**Problem:**
Check each line of the data, and copy those where "marker" appears.

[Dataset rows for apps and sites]
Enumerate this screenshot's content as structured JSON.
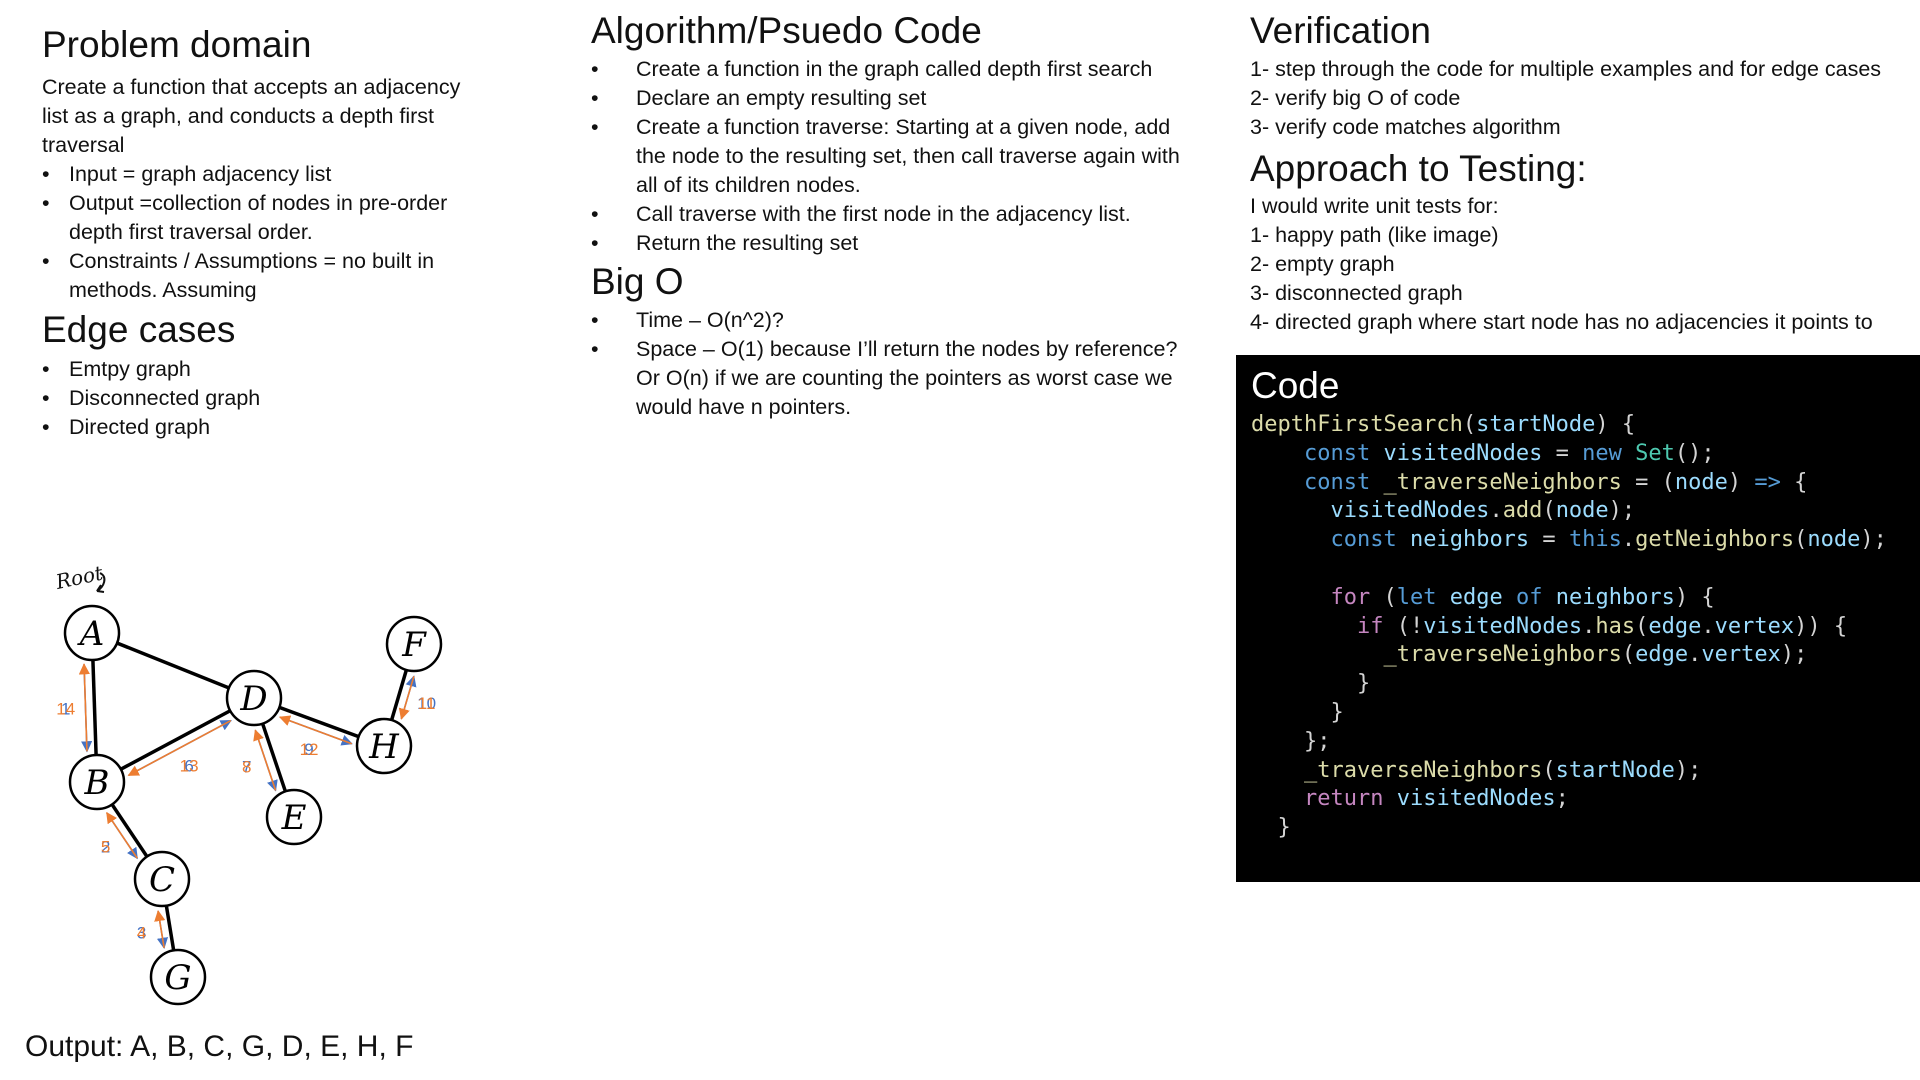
{
  "problem": {
    "title": "Problem domain",
    "description": "Create a function that accepts an adjacency list as a graph, and conducts a depth first traversal",
    "bullets": [
      "Input = graph adjacency list",
      "Output =collection of nodes in pre-order depth first traversal order.",
      "Constraints / Assumptions = no built in methods. Assuming"
    ]
  },
  "edge_cases": {
    "title": "Edge cases",
    "bullets": [
      "Emtpy graph",
      "Disconnected graph",
      "Directed graph"
    ]
  },
  "algorithm": {
    "title": "Algorithm/Psuedo Code",
    "bullets": [
      "Create a function in the graph called depth first search",
      "Declare an empty resulting set",
      "Create a function traverse: Starting at a given node, add the node to the resulting set, then call traverse again with all of its children nodes.",
      " Call traverse with the first node in the adjacency list.",
      "Return the resulting set"
    ]
  },
  "big_o": {
    "title": "Big O",
    "bullets": [
      "Time –  O(n^2)?",
      "Space –  O(1) because I’ll return the nodes by reference? Or O(n) if we are counting the pointers as worst case we would have n pointers."
    ]
  },
  "verification": {
    "title": "Verification",
    "items": [
      "1- step through the code for multiple examples and for edge cases",
      "2- verify big O of code",
      "3- verify code matches algorithm"
    ]
  },
  "testing": {
    "title": "Approach to Testing:",
    "intro": "I would write unit tests for:",
    "items": [
      "1- happy path (like image)",
      "2- empty graph",
      "3- disconnected graph",
      "4- directed graph where start node has no adjacencies it points to"
    ]
  },
  "code": {
    "title": "Code",
    "lines": [
      [
        [
          "fn",
          "depthFirstSearch"
        ],
        [
          "pl",
          "("
        ],
        [
          "var",
          "startNode"
        ],
        [
          "pl",
          ") {"
        ]
      ],
      [
        [
          "pl",
          "    "
        ],
        [
          "kw",
          "const"
        ],
        [
          "pl",
          " "
        ],
        [
          "var",
          "visitedNodes"
        ],
        [
          "pl",
          " = "
        ],
        [
          "kw",
          "new"
        ],
        [
          "pl",
          " "
        ],
        [
          "cls",
          "Set"
        ],
        [
          "pl",
          "();"
        ]
      ],
      [
        [
          "pl",
          "    "
        ],
        [
          "kw",
          "const"
        ],
        [
          "pl",
          " "
        ],
        [
          "fn",
          "_traverseNeighbors"
        ],
        [
          "pl",
          " = ("
        ],
        [
          "var",
          "node"
        ],
        [
          "pl",
          ") "
        ],
        [
          "kw",
          "=>"
        ],
        [
          "pl",
          " {"
        ]
      ],
      [
        [
          "pl",
          "      "
        ],
        [
          "var",
          "visitedNodes"
        ],
        [
          "pl",
          "."
        ],
        [
          "fn",
          "add"
        ],
        [
          "pl",
          "("
        ],
        [
          "var",
          "node"
        ],
        [
          "pl",
          ");"
        ]
      ],
      [
        [
          "pl",
          "      "
        ],
        [
          "kw",
          "const"
        ],
        [
          "pl",
          " "
        ],
        [
          "var",
          "neighbors"
        ],
        [
          "pl",
          " = "
        ],
        [
          "kw",
          "this"
        ],
        [
          "pl",
          "."
        ],
        [
          "fn",
          "getNeighbors"
        ],
        [
          "pl",
          "("
        ],
        [
          "var",
          "node"
        ],
        [
          "pl",
          ");"
        ]
      ],
      [
        [
          "pl",
          ""
        ]
      ],
      [
        [
          "pl",
          "      "
        ],
        [
          "ctl",
          "for"
        ],
        [
          "pl",
          " ("
        ],
        [
          "kw",
          "let"
        ],
        [
          "pl",
          " "
        ],
        [
          "var",
          "edge"
        ],
        [
          "pl",
          " "
        ],
        [
          "kw",
          "of"
        ],
        [
          "pl",
          " "
        ],
        [
          "var",
          "neighbors"
        ],
        [
          "pl",
          ") {"
        ]
      ],
      [
        [
          "pl",
          "        "
        ],
        [
          "ctl",
          "if"
        ],
        [
          "pl",
          " (!"
        ],
        [
          "var",
          "visitedNodes"
        ],
        [
          "pl",
          "."
        ],
        [
          "fn",
          "has"
        ],
        [
          "pl",
          "("
        ],
        [
          "var",
          "edge"
        ],
        [
          "pl",
          "."
        ],
        [
          "var",
          "vertex"
        ],
        [
          "pl",
          ")) {"
        ]
      ],
      [
        [
          "pl",
          "          "
        ],
        [
          "fn",
          "_traverseNeighbors"
        ],
        [
          "pl",
          "("
        ],
        [
          "var",
          "edge"
        ],
        [
          "pl",
          "."
        ],
        [
          "var",
          "vertex"
        ],
        [
          "pl",
          ");"
        ]
      ],
      [
        [
          "pl",
          "        }"
        ]
      ],
      [
        [
          "pl",
          "      }"
        ]
      ],
      [
        [
          "pl",
          "    };"
        ]
      ],
      [
        [
          "pl",
          "    "
        ],
        [
          "fn",
          "_traverseNeighbors"
        ],
        [
          "pl",
          "("
        ],
        [
          "var",
          "startNode"
        ],
        [
          "pl",
          ");"
        ]
      ],
      [
        [
          "pl",
          "    "
        ],
        [
          "ctl",
          "return"
        ],
        [
          "pl",
          " "
        ],
        [
          "var",
          "visitedNodes"
        ],
        [
          "pl",
          ";"
        ]
      ],
      [
        [
          "pl",
          "  }"
        ]
      ]
    ]
  },
  "graph": {
    "root_label": "Root",
    "nodes": [
      {
        "id": "A",
        "label": "A"
      },
      {
        "id": "B",
        "label": "B"
      },
      {
        "id": "C",
        "label": "C"
      },
      {
        "id": "G",
        "label": "G"
      },
      {
        "id": "D",
        "label": "D"
      },
      {
        "id": "E",
        "label": "E"
      },
      {
        "id": "H",
        "label": "H"
      },
      {
        "id": "F",
        "label": "F"
      }
    ],
    "edges": [
      [
        "A",
        "B"
      ],
      [
        "A",
        "D"
      ],
      [
        "B",
        "C"
      ],
      [
        "C",
        "G"
      ],
      [
        "B",
        "D"
      ],
      [
        "D",
        "E"
      ],
      [
        "D",
        "H"
      ],
      [
        "H",
        "F"
      ]
    ],
    "traversal_steps": [
      {
        "step": "1",
        "from": "A",
        "to": "B",
        "direction": "forward"
      },
      {
        "step": "2",
        "from": "B",
        "to": "C",
        "direction": "forward"
      },
      {
        "step": "3",
        "from": "C",
        "to": "G",
        "direction": "forward"
      },
      {
        "step": "4",
        "from": "G",
        "to": "C",
        "direction": "backtrack"
      },
      {
        "step": "5",
        "from": "C",
        "to": "B",
        "direction": "backtrack"
      },
      {
        "step": "6",
        "from": "B",
        "to": "D",
        "direction": "forward"
      },
      {
        "step": "7",
        "from": "D",
        "to": "E",
        "direction": "forward"
      },
      {
        "step": "8",
        "from": "E",
        "to": "D",
        "direction": "backtrack"
      },
      {
        "step": "9",
        "from": "D",
        "to": "H",
        "direction": "forward"
      },
      {
        "step": "10",
        "from": "H",
        "to": "F",
        "direction": "forward"
      },
      {
        "step": "11",
        "from": "F",
        "to": "H",
        "direction": "backtrack"
      },
      {
        "step": "12",
        "from": "H",
        "to": "D",
        "direction": "backtrack"
      },
      {
        "step": "13",
        "from": "D",
        "to": "B",
        "direction": "backtrack"
      },
      {
        "step": "14",
        "from": "B",
        "to": "A",
        "direction": "backtrack"
      }
    ],
    "colors": {
      "forward": "#4472c4",
      "backtrack": "#ed7d31",
      "edge": "#000000"
    }
  },
  "output": "Output: A, B, C, G, D, E, H, F"
}
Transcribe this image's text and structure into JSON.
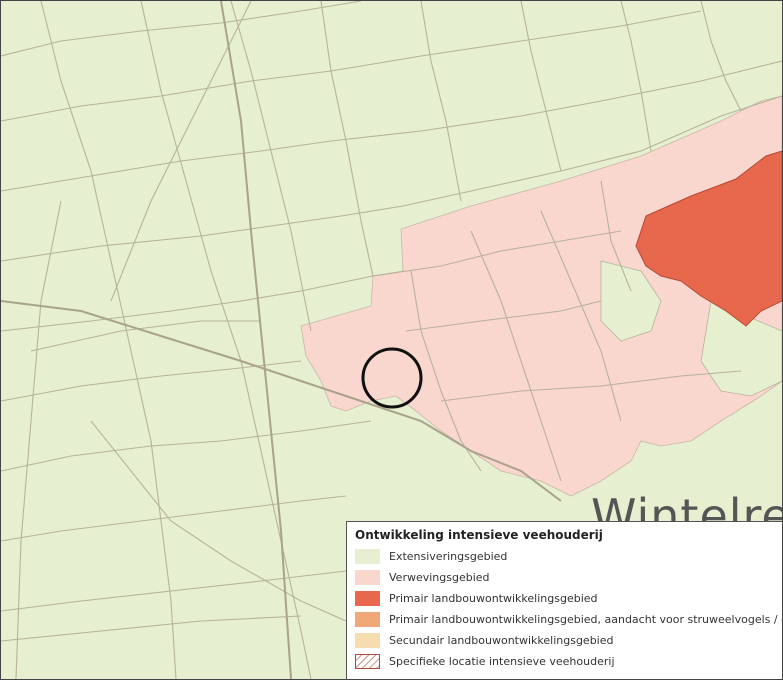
{
  "map": {
    "place_label": "Wintelre",
    "colors": {
      "extensivering": "#e6efcf",
      "verweving": "#f9d6ce",
      "primair": "#e8684d",
      "primair_aandacht": "#f0a876",
      "secundair": "#f5ddb0",
      "parcel_line": "#b7b39a",
      "road": "#a9a28c",
      "marker": "#111111"
    },
    "marker": "circle-marker-specific-location"
  },
  "legend": {
    "title": "Ontwikkeling intensieve veehouderij",
    "items": [
      {
        "label": "Extensiveringsgebied",
        "color": "#e6efcf"
      },
      {
        "label": "Verwevingsgebied",
        "color": "#f9d6ce"
      },
      {
        "label": "Primair landbouwontwikkelingsgebied",
        "color": "#e8684d"
      },
      {
        "label": "Primair landbouwontwikkelingsgebied, aandacht voor struweelvogels / dassen",
        "color": "#f0a876"
      },
      {
        "label": "Secundair landbouwontwikkelingsgebied",
        "color": "#f5ddb0"
      },
      {
        "label": "Specifieke locatie intensieve veehouderij",
        "color": "hatched"
      }
    ]
  }
}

**Answer to this task:**
      "marker": "#111111"
    "marker": "circle-marker-specific-location"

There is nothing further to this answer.